Work to complete. Identify every line in the records below that contains the word "arrow", and reproduce each one.

━━━ Recorded information ━━━

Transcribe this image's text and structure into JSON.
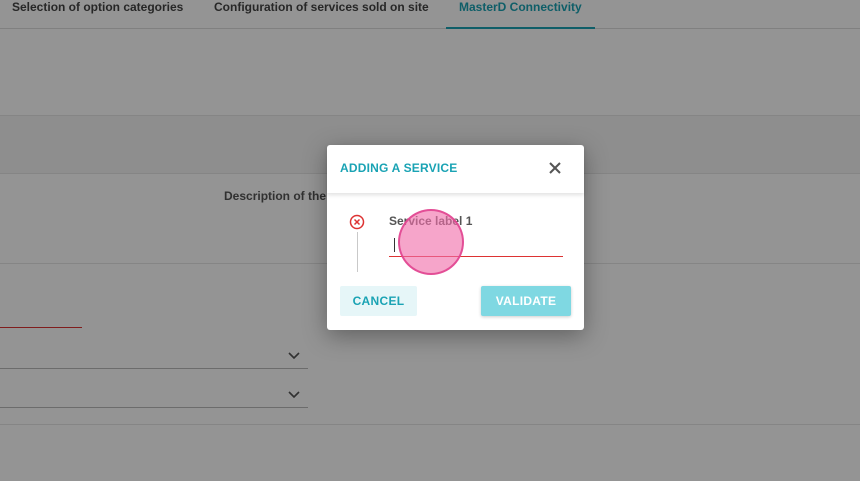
{
  "tabs": [
    {
      "label": "Selection of option categories",
      "active": false
    },
    {
      "label": "Configuration of services sold on site",
      "active": false
    },
    {
      "label": "MasterD Connectivity",
      "active": true
    }
  ],
  "table": {
    "column_description": "Description of the"
  },
  "dialog": {
    "title": "ADDING A SERVICE",
    "close_icon": "close-icon",
    "error_icon": "error-circle-icon",
    "field": {
      "label": "Service label 1",
      "value": "",
      "state": "error"
    },
    "buttons": {
      "cancel_label": "CANCEL",
      "validate_label": "VALIDATE"
    }
  },
  "colors": {
    "accent": "#1aa3b4",
    "validate_bg": "#7fd8e2",
    "cancel_bg": "#e6f6f8",
    "error": "#dd3333",
    "overlay": "rgba(0,0,0,0.42)",
    "cursor_highlight": "#f06eaa"
  }
}
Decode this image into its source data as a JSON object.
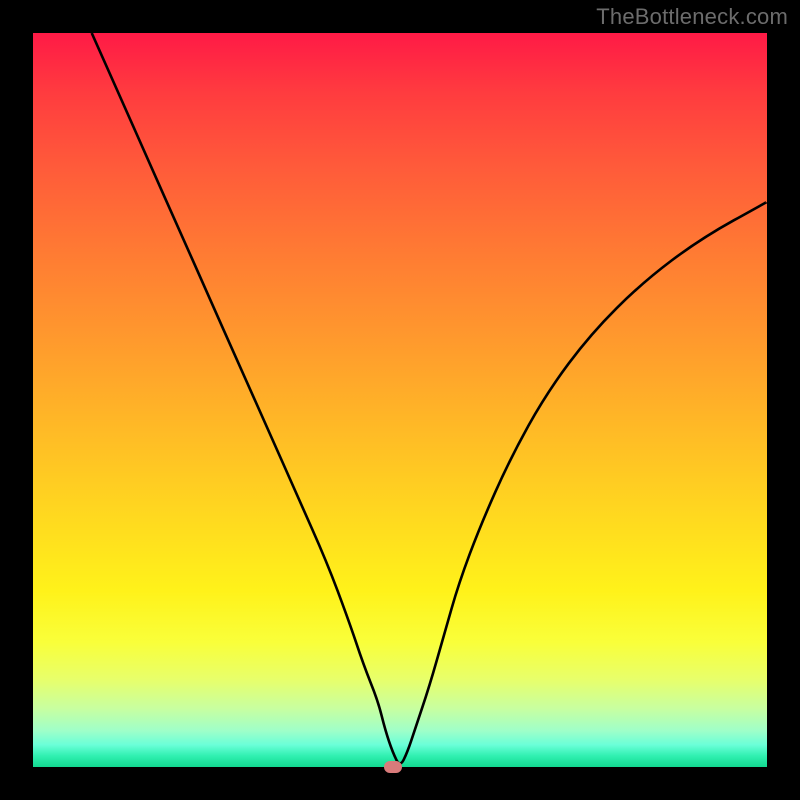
{
  "watermark": "TheBottleneck.com",
  "chart_data": {
    "type": "line",
    "title": "",
    "xlabel": "",
    "ylabel": "",
    "xlim": [
      0,
      100
    ],
    "ylim": [
      0,
      100
    ],
    "grid": false,
    "legend": false,
    "background_gradient": {
      "top": "#ff1a46",
      "bottom": "#12d990",
      "direction": "vertical"
    },
    "series": [
      {
        "name": "bottleneck-curve",
        "color": "#000000",
        "x": [
          8,
          12,
          16,
          20,
          24,
          28,
          32,
          36,
          40,
          43,
          45,
          47,
          48,
          49,
          50,
          51,
          52,
          54,
          56,
          58,
          61,
          65,
          70,
          76,
          83,
          91,
          100
        ],
        "y": [
          100,
          91,
          82,
          73,
          64,
          55,
          46,
          37,
          28,
          20,
          14,
          9,
          5,
          2,
          0,
          2,
          5,
          11,
          18,
          25,
          33,
          42,
          51,
          59,
          66,
          72,
          77
        ]
      }
    ],
    "marker": {
      "name": "target-point",
      "x": 49,
      "y": 0,
      "color": "#d97b7b"
    }
  }
}
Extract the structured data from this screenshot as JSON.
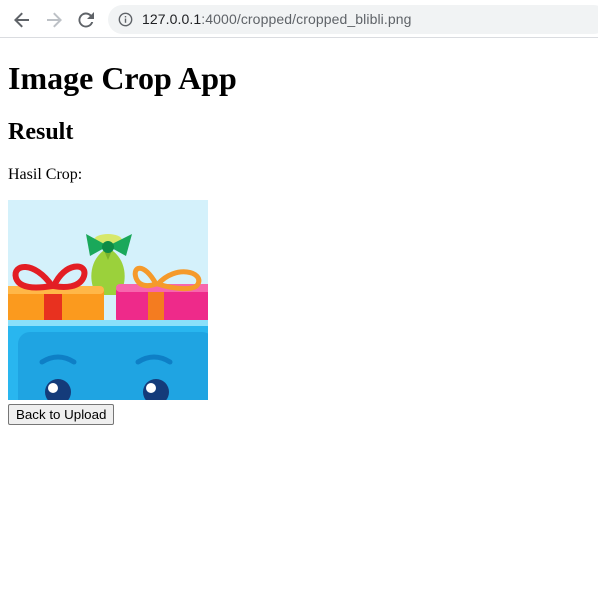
{
  "browser": {
    "url_host": "127.0.0.1",
    "url_path": ":4000/cropped/cropped_blibli.png",
    "icons": {
      "back": "arrow-left-icon",
      "forward": "arrow-right-icon",
      "reload": "reload-icon",
      "info": "info-icon"
    }
  },
  "page": {
    "title": "Image Crop App",
    "subtitle": "Result",
    "result_label": "Hasil Crop:",
    "back_button_label": "Back to Upload"
  },
  "image": {
    "sky_color": "#d4f1fb",
    "box_color": "#29b6ef"
  }
}
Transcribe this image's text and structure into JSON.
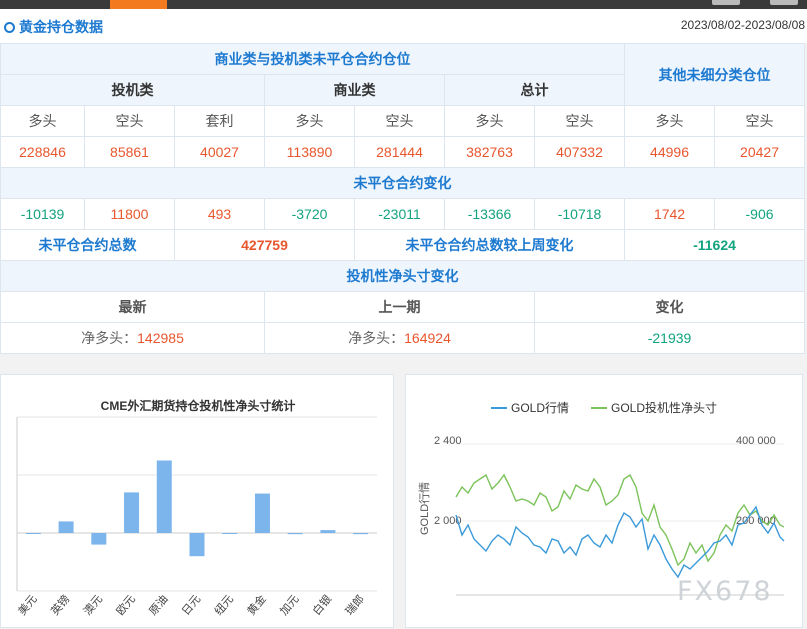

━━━

Solution to the problem.
      "back": "arrow-left-icon",
      "forward": "arrow-right-icon",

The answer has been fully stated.